Low energy efficiency

An overlooked but fundamental issue with using hydrogen in transport is its low energy efficiency. Hydrogen is not an energy source, it is an energy carrier. This means it needs to be generated, compressed or liquefied, transported and converted back into useful energy – and each step of the process incurs a substantial energy loss.

In fact, hydrogen vehicles and vehicles that run on petrol or diesel have a similarly low energy performance: just 15-30% of the available energy in the fuels is used for actual driving. Compare this to battery electric vehicles, which use 70-90% of the available energy.

In other words, the amount of renewable energy required for a green hydrogen vehicle to drive one kilometre is the same as what’s required for three electric vehicles to drive the same distance.

This is a very important issue. The more energy required for transport, the more renewable energy needs to be generated, and the higher the cost and more difficult it becomes to decarbonise the economy rapidly and at scale.

Electric vehicles charging on the street
Electric vehicles are much more energy efficient than hydrogen. Shutterstock

There are three other, perhaps less well known, issues with hydrogen we believe should be seriously considered.

First, the potential for significant leakage of hydrogen during production, transport and use. Hydrogen is a more potent greenhouse gas than carbon dioxide, and any loss of hydrogen reduces the overall energy efficiency.

Second, hydrogen emissions from leakage may add to local and regional air pollution, and may even deplete the ozone layer in the stratosphere, but further research is needed in this space.

And finally, hydrogen needs clean fresh water, and lots of it. A single hydrogen fuel cell car requires about 9 litres of clean, demineralized water for every 100km driven. For a large truck, this would be over 50 litres per kilometre.

If sea water and desalination plants were used to produce the water, another energy loss would be added to the production process, penalising overall energy efficiency even further.

Focus on electric vehicles

Decarbonising road transport needs to be rapid, deployed at scale, and requires a holistic strategy that promotes shifts in everyday travel behaviour. Betting on the future large-scale availability of hydrogen for this sector won’t see this happen fast enough. It also risks locking in fossil-fuel dependency, and its additional greenhouse gas emissions, if upscaling clean hydrogen falls short of expectations.

We need to minimise energy demand and improve energy efficiency in transport as much as possible and as fast as possible. The available evidence suggests battery electric vehicles are the only feasible technology that can achieve this in the near future.

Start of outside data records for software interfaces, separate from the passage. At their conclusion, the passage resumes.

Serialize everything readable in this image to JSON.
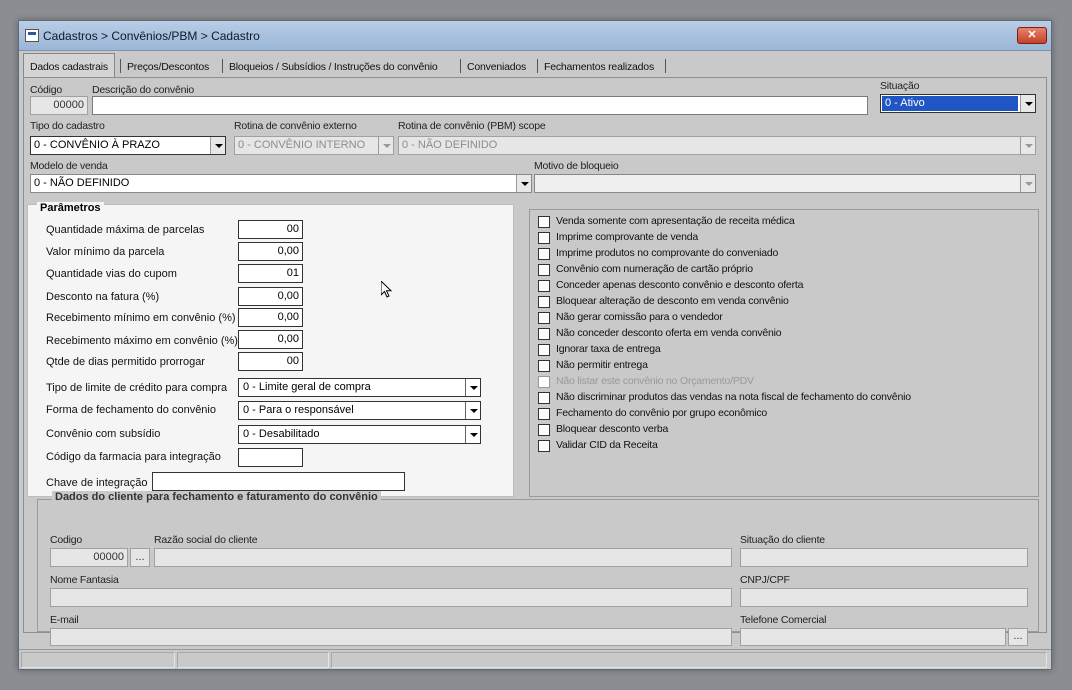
{
  "window": {
    "title": "Cadastros > Convênios/PBM > Cadastro",
    "close": "✕"
  },
  "tabs": [
    {
      "label": "Dados cadastrais"
    },
    {
      "label": "Preços/Descontos"
    },
    {
      "label": "Bloqueios / Subsídios / Instruções do convênio"
    },
    {
      "label": "Conveniados"
    },
    {
      "label": "Fechamentos realizados"
    }
  ],
  "top": {
    "codigo_label": "Código",
    "codigo_value": "00000",
    "descricao_label": "Descrição do convênio",
    "descricao_value": "",
    "situacao_label": "Situação",
    "situacao_value": "0 - Ativo",
    "tipo_label": "Tipo do cadastro",
    "tipo_value": "0 - CONVÊNIO À PRAZO",
    "rotina_ext_label": "Rotina de convênio externo",
    "rotina_ext_value": "0 - CONVÊNIO INTERNO",
    "rotina_pbm_label": "Rotina de convênio (PBM) scope",
    "rotina_pbm_value": "0 - NÃO DEFINIDO",
    "modelo_label": "Modelo de venda",
    "modelo_value": "0 - NÃO DEFINIDO",
    "motivo_label": "Motivo de bloqueio",
    "motivo_value": ""
  },
  "params": {
    "title": "Parâmetros",
    "qtd_parcelas_label": "Quantidade máxima de parcelas",
    "qtd_parcelas_value": "00",
    "valor_min_label": "Valor mínimo da parcela",
    "valor_min_value": "0,00",
    "vias_label": "Quantidade vias do cupom",
    "vias_value": "01",
    "desconto_label": "Desconto na fatura (%)",
    "desconto_value": "0,00",
    "receb_min_label": "Recebimento mínimo em convênio (%)",
    "receb_min_value": "0,00",
    "receb_max_label": "Recebimento máximo em convênio (%)",
    "receb_max_value": "0,00",
    "dias_label": "Qtde de dias permitido prorrogar",
    "dias_value": "00",
    "limite_label": "Tipo de limite de crédito para compra",
    "limite_value": "0 - Limite geral de compra",
    "fechamento_label": "Forma de fechamento do convênio",
    "fechamento_value": "0 - Para o responsável",
    "subsidio_label": "Convênio com subsídio",
    "subsidio_value": "0 - Desabilitado",
    "farmacia_label": "Código da farmacia para integração",
    "farmacia_value": "",
    "chave_label": "Chave de integração",
    "chave_value": ""
  },
  "flags": [
    {
      "label": "Venda somente com apresentação de receita médica"
    },
    {
      "label": "Imprime comprovante de venda"
    },
    {
      "label": "Imprime produtos no comprovante do conveniado"
    },
    {
      "label": "Convênio com numeração de cartão próprio"
    },
    {
      "label": "Conceder apenas desconto convênio e desconto oferta"
    },
    {
      "label": "Bloquear alteração de desconto em venda convênio"
    },
    {
      "label": "Não gerar comissão para o vendedor"
    },
    {
      "label": "Não conceder desconto oferta em venda convênio"
    },
    {
      "label": "Ignorar taxa de entrega"
    },
    {
      "label": "Não permitir entrega"
    },
    {
      "label": "Não listar este convênio no Orçamento/PDV"
    },
    {
      "label": "Não discriminar produtos das vendas na nota fiscal de fechamento do convênio"
    },
    {
      "label": "Fechamento do convênio por grupo econômico"
    },
    {
      "label": "Bloquear desconto verba"
    },
    {
      "label": "Validar CID da Receita"
    }
  ],
  "client": {
    "title": "Dados do cliente para fechamento e faturamento do convênio",
    "codigo_label": "Codigo",
    "codigo_value": "00000",
    "lookup": "...",
    "razao_label": "Razão social do cliente",
    "razao_value": "",
    "situacao_label": "Situação do cliente",
    "situacao_value": "",
    "fantasia_label": "Nome Fantasia",
    "fantasia_value": "",
    "cnpj_label": "CNPJ/CPF",
    "cnpj_value": "",
    "email_label": "E-mail",
    "email_value": "",
    "telefone_label": "Telefone Comercial",
    "telefone_value": "",
    "telefone_btn": "..."
  },
  "colors": {
    "selection": "#1f56c4",
    "panel": "#f5f5f5",
    "chrome": "#c9c9c9"
  }
}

For a rapid reduction in greenhouse gas emissions, we should electrify transport where we can, and use other options like green hydrogen where we genuinely can’t, such as long-range shipping and aviation. And depending on how truck electrification efforts develop, hydrogen may still have a role in long-haul trucking, but it will use a lot of extra renewable energy.

A logical first step is to convert the current global production of fossil-fuel based hydrogen to green hydrogen. But the focus must be on rolling out electric vehicles across Australia and, indeed, the world.

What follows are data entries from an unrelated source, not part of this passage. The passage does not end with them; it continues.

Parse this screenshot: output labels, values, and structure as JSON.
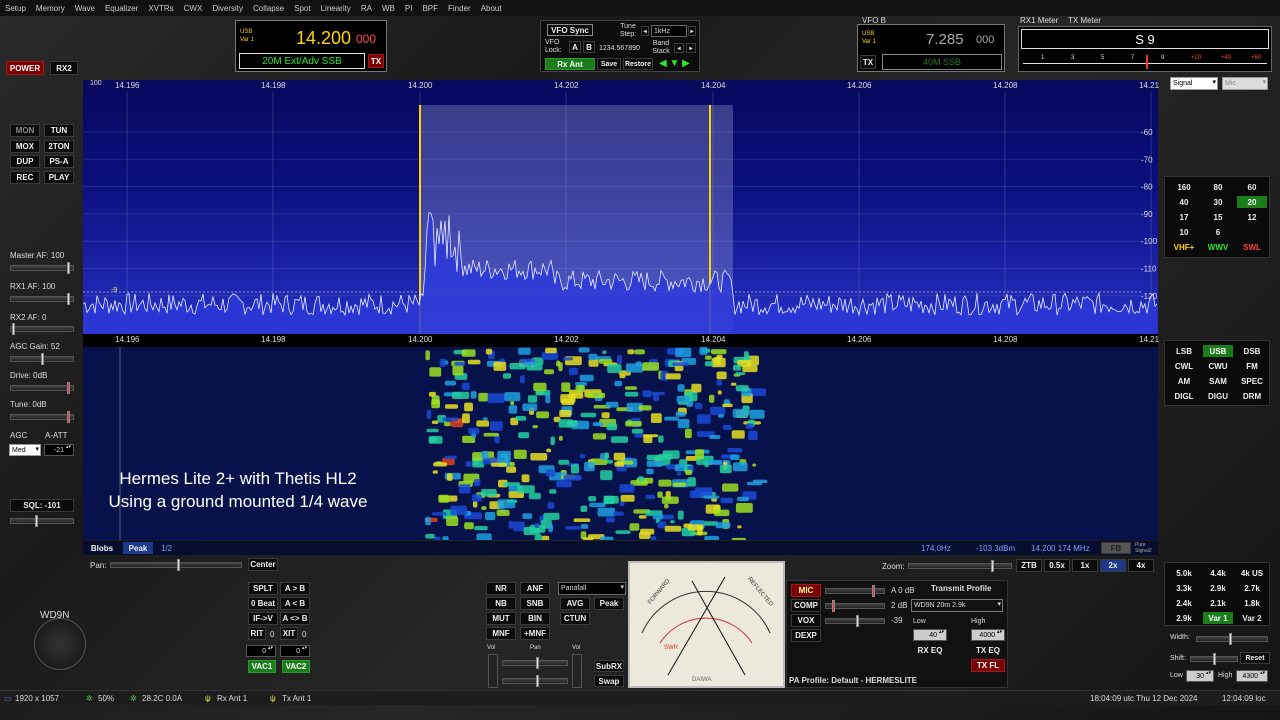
{
  "menu": [
    "Setup",
    "Memory",
    "Wave",
    "Equalizer",
    "XVTRs",
    "CWX",
    "Diversity",
    "Collapse",
    "Spot",
    "Linearity",
    "RA",
    "WB",
    "PI",
    "BPF",
    "Finder",
    "About"
  ],
  "left": {
    "power": "POWER",
    "rx2": "RX2",
    "mon": "MON",
    "tun": "TUN",
    "mox": "MOX",
    "ton2": "2TON",
    "dup": "DUP",
    "psa": "PS-A",
    "rec": "REC",
    "play": "PLAY",
    "master_af": "Master AF:  100",
    "rx1_af": "RX1 AF:  100",
    "rx2_af": "RX2 AF:  0",
    "agc_gain": "AGC Gain:  52",
    "drive": "Drive:  0dB",
    "tune": "Tune:  0dB",
    "agc": "AGC",
    "a_att": "A-ATT",
    "agc_mode": "Med",
    "att_value": "-21",
    "sql": "SQL:  -101"
  },
  "vfoa": {
    "mode": "USB",
    "var": "Var 1",
    "freq": "14.200",
    "freq_sub": "000",
    "band": "20M Ext/Adv SSB",
    "tx": "TX"
  },
  "vfo_ctrl": {
    "sync": "VFO Sync",
    "lock": "VFO Lock:",
    "a": "A",
    "b": "B",
    "digits": "1234.567890",
    "tune_step": "Tune Step:",
    "step": "1kHz",
    "band_stack": "Band Stack",
    "rx_ant": "Rx Ant",
    "save": "Save",
    "restore": "Restore"
  },
  "vfob": {
    "label": "VFO B",
    "mode": "USB",
    "var": "Var 1",
    "freq": "7.285",
    "freq_sub": "000",
    "band": "40M SSB",
    "tx": "TX"
  },
  "meter": {
    "rx1": "RX1 Meter",
    "tx": "TX Meter",
    "reading": "S 9",
    "scale": [
      "1",
      "3",
      "5",
      "7",
      "9",
      "+20",
      "+40",
      "+60"
    ],
    "rx_sel": "Signal",
    "tx_sel": "Mic"
  },
  "spectrum": {
    "top_db": "100",
    "freq_labels": [
      "14.196",
      "14.198",
      "14.200",
      "14.202",
      "14.204",
      "14.206",
      "14.208",
      "14.21"
    ],
    "db_labels": [
      "-60",
      "-70",
      "-80",
      "-90",
      "-100",
      "-110",
      "-120"
    ],
    "marker": "-9"
  },
  "overlay": {
    "line1": "Hermes Lite 2+ with Thetis HL2",
    "line2": "Using a ground mounted 1/4 wave"
  },
  "status": {
    "blobs": "Blobs",
    "peak": "Peak",
    "half": "1/2",
    "offset": "174.0Hz",
    "dbm": "-103.3dBm",
    "cursor": "14.200 174 MHz",
    "fb": "FB",
    "pure": "Pure Signal2"
  },
  "bands": [
    "160",
    "80",
    "60",
    "40",
    "30",
    "20",
    "17",
    "15",
    "12",
    "10",
    "6"
  ],
  "band_extra": [
    "VHF+",
    "WWV",
    "SWL"
  ],
  "modes": [
    "LSB",
    "USB",
    "DSB",
    "CWL",
    "CWU",
    "FM",
    "AM",
    "SAM",
    "SPEC",
    "DIGL",
    "DIGU",
    "DRM"
  ],
  "bottom": {
    "pan": "Pan:",
    "center": "Center",
    "splt": "SPLT",
    "ab": "A > B",
    "beat": "0 Beat",
    "ba": "A < B",
    "ifv": "IF->V",
    "swap": "A <> B",
    "rit": "RIT",
    "rit_v": "0",
    "xit": "XIT",
    "xit_v": "0",
    "rit_num": "0",
    "xit_num": "0",
    "vac1": "VAC1",
    "vac2": "VAC2",
    "nr": "NR",
    "anf": "ANF",
    "nb": "NB",
    "snb": "SNB",
    "mut": "MUT",
    "bin": "BIN",
    "mnf": "MNF",
    "pmnf": "+MNF",
    "display": "Panafall",
    "avg": "AVG",
    "peak": "Peak",
    "ctun": "CTUN",
    "vol": "Vol",
    "pan2": "Pan",
    "vol2": "Vol",
    "subrx": "SubRX",
    "swap2": "Swap",
    "meter_fwd": "FORWARD",
    "meter_ref": "REFLECTED",
    "meter_swr": "SWR",
    "meter_brand": "DAIWA",
    "mic": "MIC",
    "comp": "COMP",
    "vox": "VOX",
    "dexp": "DEXP",
    "mic_v": "A 0 dB",
    "comp_v": "2 dB",
    "vox_v": "-39",
    "tx_profile_lbl": "Transmit Profile",
    "tx_profile": "WD9N 20m 2.9k",
    "low": "Low",
    "high": "High",
    "low_v": "40",
    "high_v": "4000",
    "rx_eq": "RX EQ",
    "tx_eq": "TX EQ",
    "tx_fl": "TX FL",
    "pa_profile": "PA Profile: Default - HERMESLITE",
    "zoom": "Zoom:",
    "ztb": "ZTB",
    "z05": "0.5x",
    "z1": "1x",
    "z2": "2x",
    "z4": "4x",
    "filters": [
      "5.0k",
      "4.4k",
      "4k US",
      "3.3k",
      "2.9k",
      "2.7k",
      "2.4k",
      "2.1k",
      "1.8k",
      "2.9k",
      "Var 1",
      "Var 2"
    ],
    "width": "Width:",
    "shift": "Shift:",
    "reset": "Reset",
    "low2": "Low",
    "low2_v": "30",
    "high2": "High",
    "high2_v": "4300",
    "logo": "WD9N"
  },
  "footer": {
    "res": "1920 x 1057",
    "cpu": "50%",
    "temp": "28.2C  0.0A",
    "rx_ant": "Rx Ant 1",
    "tx_ant": "Tx Ant 1",
    "utc": "18:04:09 utc  Thu 12 Dec 2024",
    "loc": "12:04:09 loc"
  },
  "colors": {
    "accent_green": "#1a7d1a",
    "accent_red": "#7b0000",
    "vfo_text": "#ffd400",
    "band_text": "#2ee62e"
  }
}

Read more: The embarrassingly easy, tax-free way for Australia to cut the cost of electric cars


The authors are grateful for the discussions with and contributions made by Professor Eckard Helmers (University of Applied Sciences Trier, Germany) and Dr Paul Walker (University of Technology Sydney).

The Conversation

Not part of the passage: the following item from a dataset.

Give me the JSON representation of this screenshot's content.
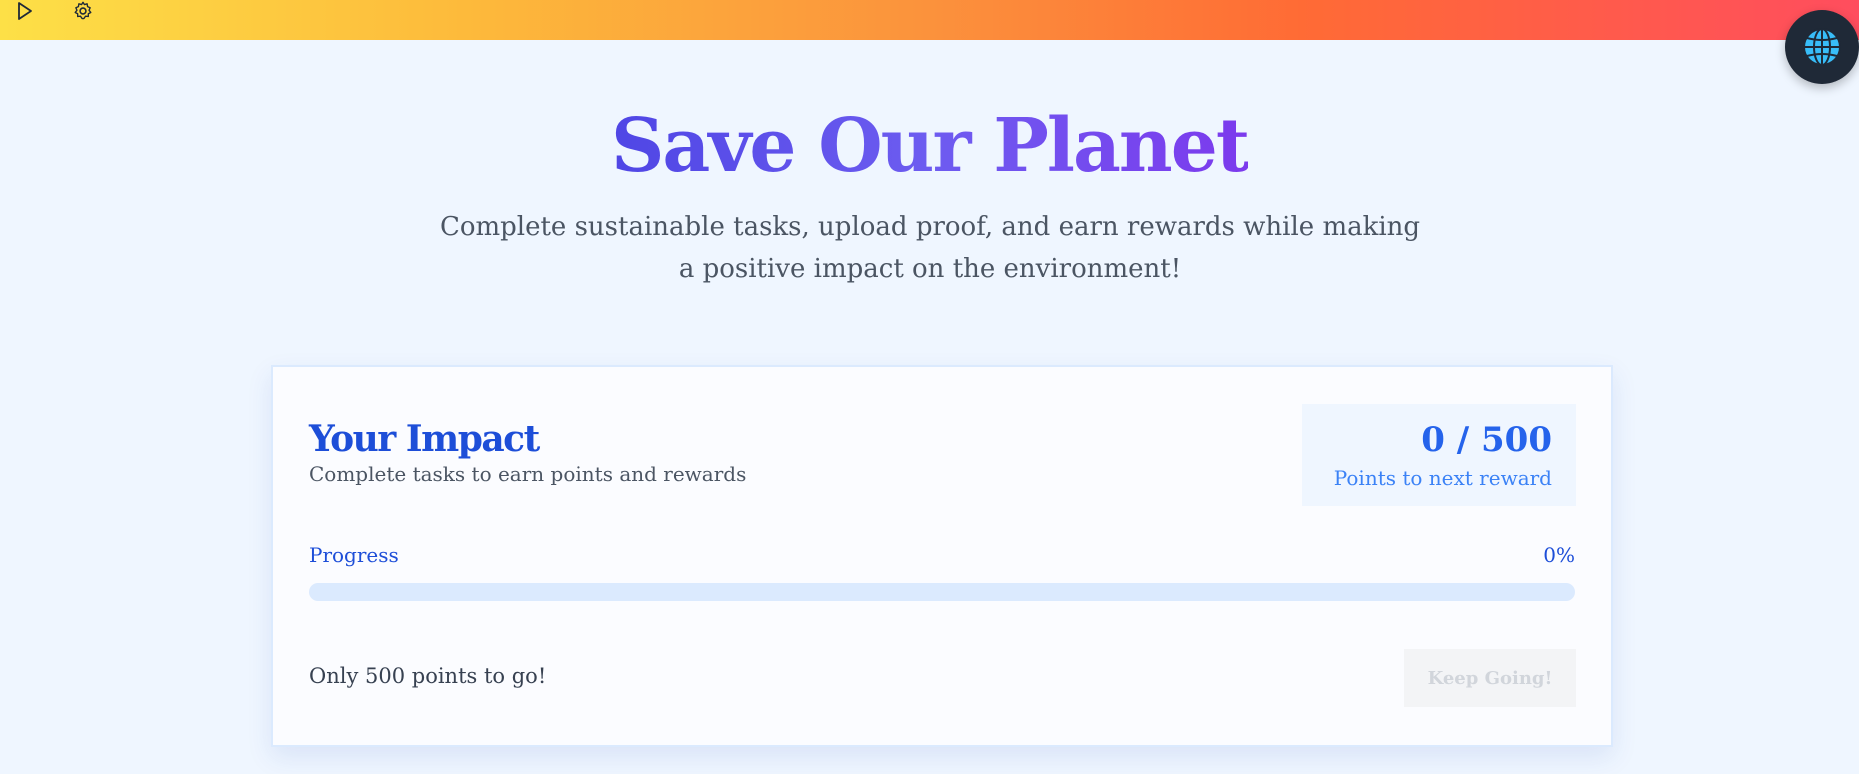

Robin Smit is the founder of and a director at Transport Energy/Emission Research (TER).

Hussein Dia receives funding from the Australian Research Council, the iMOVE Cooperative Research Centre, Level Crossing Removal Authority, City of Boroondara, Australian Housing and Urban Research Institute, Transport for New South Wales, EmissionsIQ Pty Ltd, and Department of Infrastructure, Transport, Regional Development and Communications.

Enoch Zhao does not work for, consult, own shares in or receive funding from any company or organisation that would benefit from this article, and has disclosed no relevant affiliations beyond their academic appointment.

%d bloggers like this: